    conf/bblayers.conf file to locate layers needed for the project. This file must reside in the conf directory of the project (i.e. hello/conf for this example).

    Set your working directory to the hello/conf directory and then create the bblayers.conf file so that it contains the following:

    BBLAYERS ?= " \
        /home/<you>/mylayer \

    You need to provide your own information for you in the file.

  12. Run BitBake With a Target: Now that you have supplied the

    bblayers.conf file, run the bitbake command and provide the target:

    $ bitbake printhello
    Parsing recipes: 100% |##################################################################################|
    Time: 00:00:00
    Parsing of 1 .bb files complete (0 cached, 1 parsed). 1 targets, 0 skipped, 0 masked, 0 errors.
    NOTE: Resolving any missing task queue dependencies
    NOTE: Preparing RunQueue
    NOTE: Executing RunQueue Tasks
    *                  *
    *  Hello, World!   *
    *                  *
    NOTE: Tasks Summary: Attempted 1 tasks of which 0 didn't need to be rerun and all succeeded.

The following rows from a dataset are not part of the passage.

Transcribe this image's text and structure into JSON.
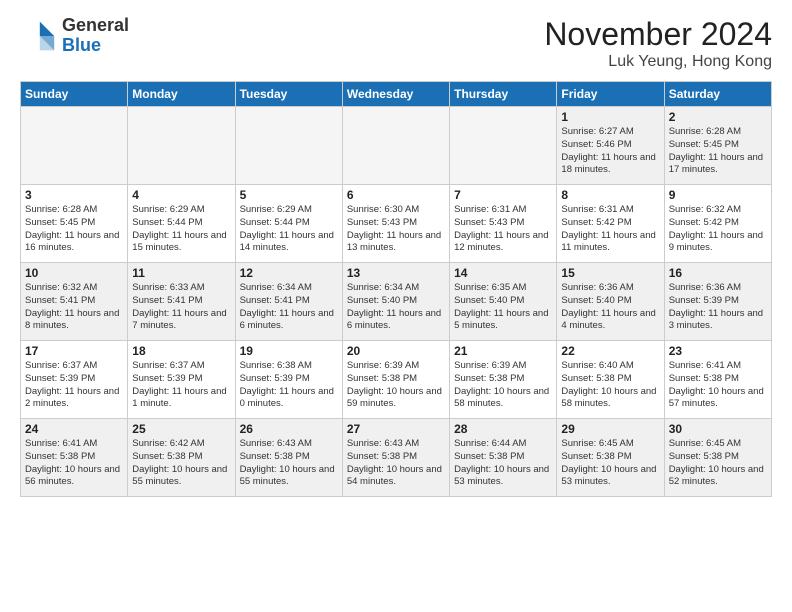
{
  "header": {
    "logo_general": "General",
    "logo_blue": "Blue",
    "month_title": "November 2024",
    "location": "Luk Yeung, Hong Kong"
  },
  "days_of_week": [
    "Sunday",
    "Monday",
    "Tuesday",
    "Wednesday",
    "Thursday",
    "Friday",
    "Saturday"
  ],
  "weeks": [
    [
      {
        "day": "",
        "empty": true
      },
      {
        "day": "",
        "empty": true
      },
      {
        "day": "",
        "empty": true
      },
      {
        "day": "",
        "empty": true
      },
      {
        "day": "",
        "empty": true
      },
      {
        "day": "1",
        "sunrise": "6:27 AM",
        "sunset": "5:46 PM",
        "daylight": "11 hours and 18 minutes."
      },
      {
        "day": "2",
        "sunrise": "6:28 AM",
        "sunset": "5:45 PM",
        "daylight": "11 hours and 17 minutes."
      }
    ],
    [
      {
        "day": "3",
        "sunrise": "6:28 AM",
        "sunset": "5:45 PM",
        "daylight": "11 hours and 16 minutes."
      },
      {
        "day": "4",
        "sunrise": "6:29 AM",
        "sunset": "5:44 PM",
        "daylight": "11 hours and 15 minutes."
      },
      {
        "day": "5",
        "sunrise": "6:29 AM",
        "sunset": "5:44 PM",
        "daylight": "11 hours and 14 minutes."
      },
      {
        "day": "6",
        "sunrise": "6:30 AM",
        "sunset": "5:43 PM",
        "daylight": "11 hours and 13 minutes."
      },
      {
        "day": "7",
        "sunrise": "6:31 AM",
        "sunset": "5:43 PM",
        "daylight": "11 hours and 12 minutes."
      },
      {
        "day": "8",
        "sunrise": "6:31 AM",
        "sunset": "5:42 PM",
        "daylight": "11 hours and 11 minutes."
      },
      {
        "day": "9",
        "sunrise": "6:32 AM",
        "sunset": "5:42 PM",
        "daylight": "11 hours and 9 minutes."
      }
    ],
    [
      {
        "day": "10",
        "sunrise": "6:32 AM",
        "sunset": "5:41 PM",
        "daylight": "11 hours and 8 minutes."
      },
      {
        "day": "11",
        "sunrise": "6:33 AM",
        "sunset": "5:41 PM",
        "daylight": "11 hours and 7 minutes."
      },
      {
        "day": "12",
        "sunrise": "6:34 AM",
        "sunset": "5:41 PM",
        "daylight": "11 hours and 6 minutes."
      },
      {
        "day": "13",
        "sunrise": "6:34 AM",
        "sunset": "5:40 PM",
        "daylight": "11 hours and 6 minutes."
      },
      {
        "day": "14",
        "sunrise": "6:35 AM",
        "sunset": "5:40 PM",
        "daylight": "11 hours and 5 minutes."
      },
      {
        "day": "15",
        "sunrise": "6:36 AM",
        "sunset": "5:40 PM",
        "daylight": "11 hours and 4 minutes."
      },
      {
        "day": "16",
        "sunrise": "6:36 AM",
        "sunset": "5:39 PM",
        "daylight": "11 hours and 3 minutes."
      }
    ],
    [
      {
        "day": "17",
        "sunrise": "6:37 AM",
        "sunset": "5:39 PM",
        "daylight": "11 hours and 2 minutes."
      },
      {
        "day": "18",
        "sunrise": "6:37 AM",
        "sunset": "5:39 PM",
        "daylight": "11 hours and 1 minute."
      },
      {
        "day": "19",
        "sunrise": "6:38 AM",
        "sunset": "5:39 PM",
        "daylight": "11 hours and 0 minutes."
      },
      {
        "day": "20",
        "sunrise": "6:39 AM",
        "sunset": "5:38 PM",
        "daylight": "10 hours and 59 minutes."
      },
      {
        "day": "21",
        "sunrise": "6:39 AM",
        "sunset": "5:38 PM",
        "daylight": "10 hours and 58 minutes."
      },
      {
        "day": "22",
        "sunrise": "6:40 AM",
        "sunset": "5:38 PM",
        "daylight": "10 hours and 58 minutes."
      },
      {
        "day": "23",
        "sunrise": "6:41 AM",
        "sunset": "5:38 PM",
        "daylight": "10 hours and 57 minutes."
      }
    ],
    [
      {
        "day": "24",
        "sunrise": "6:41 AM",
        "sunset": "5:38 PM",
        "daylight": "10 hours and 56 minutes."
      },
      {
        "day": "25",
        "sunrise": "6:42 AM",
        "sunset": "5:38 PM",
        "daylight": "10 hours and 55 minutes."
      },
      {
        "day": "26",
        "sunrise": "6:43 AM",
        "sunset": "5:38 PM",
        "daylight": "10 hours and 55 minutes."
      },
      {
        "day": "27",
        "sunrise": "6:43 AM",
        "sunset": "5:38 PM",
        "daylight": "10 hours and 54 minutes."
      },
      {
        "day": "28",
        "sunrise": "6:44 AM",
        "sunset": "5:38 PM",
        "daylight": "10 hours and 53 minutes."
      },
      {
        "day": "29",
        "sunrise": "6:45 AM",
        "sunset": "5:38 PM",
        "daylight": "10 hours and 53 minutes."
      },
      {
        "day": "30",
        "sunrise": "6:45 AM",
        "sunset": "5:38 PM",
        "daylight": "10 hours and 52 minutes."
      }
    ]
  ],
  "colors": {
    "header_bg": "#1a6fb5",
    "shaded_row": "#f0f0f0",
    "empty_cell": "#f5f5f5"
  }
}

    After the first execution, re-running bitbake printhello again will not result in a BitBake run that prints the same console output. The reason for this is that the first time the printhello.bb recipe’s do_build task executes successfully, BitBake writes a stamp file for the task. Thus, the next time you attempt to run the task using that same bitbake command, BitBake notices the stamp and therefore determines that the task does not need to be re-run. If you delete the tmp directory or run bitbake -c clean printhello and then re-run the build, the “Hello, World!” message will be printed again.